- Exercise: Check each line of the material, and show the ones that include the word "this".
====
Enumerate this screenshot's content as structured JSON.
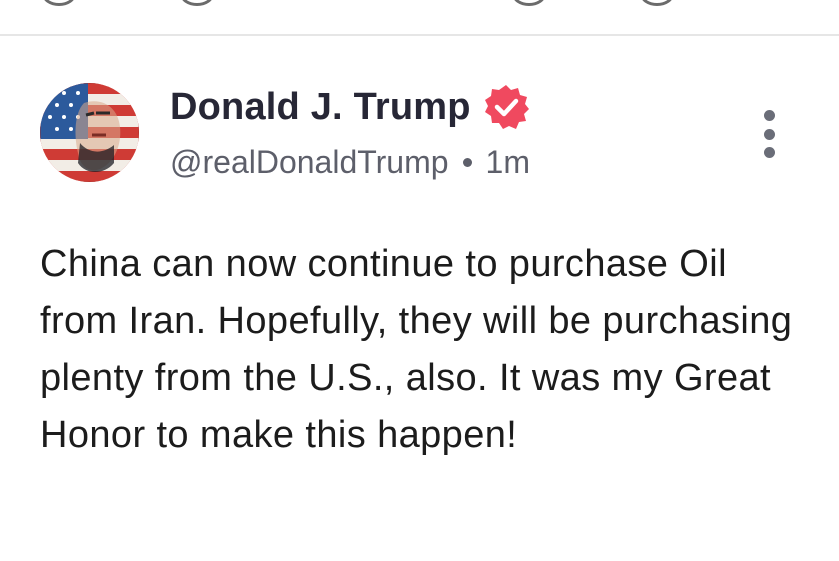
{
  "post": {
    "author": {
      "display_name": "Donald J. Trump",
      "handle": "@realDonaldTrump",
      "verified": true,
      "avatar_icon": "flag-portrait-avatar"
    },
    "time_ago": "1m",
    "text": "China can now continue to purchase Oil from Iran. Hopefully, they will be purchasing plenty from the U.S., also. It was my Great Honor to make this happen!",
    "more_icon": "vertical-ellipsis-icon"
  },
  "colors": {
    "verified_badge": "#f0495f",
    "name_text": "#272736",
    "meta_text": "#5d5f6a",
    "divider": "#e6e6e6"
  }
}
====
- Expected output:
Enumerate this screenshot's content as structured JSON.
    "text": "China can now continue to purchase Oil from Iran. Hopefully, they will be purchasing plenty from the U.S., also. It was my Great Honor to make this happen!",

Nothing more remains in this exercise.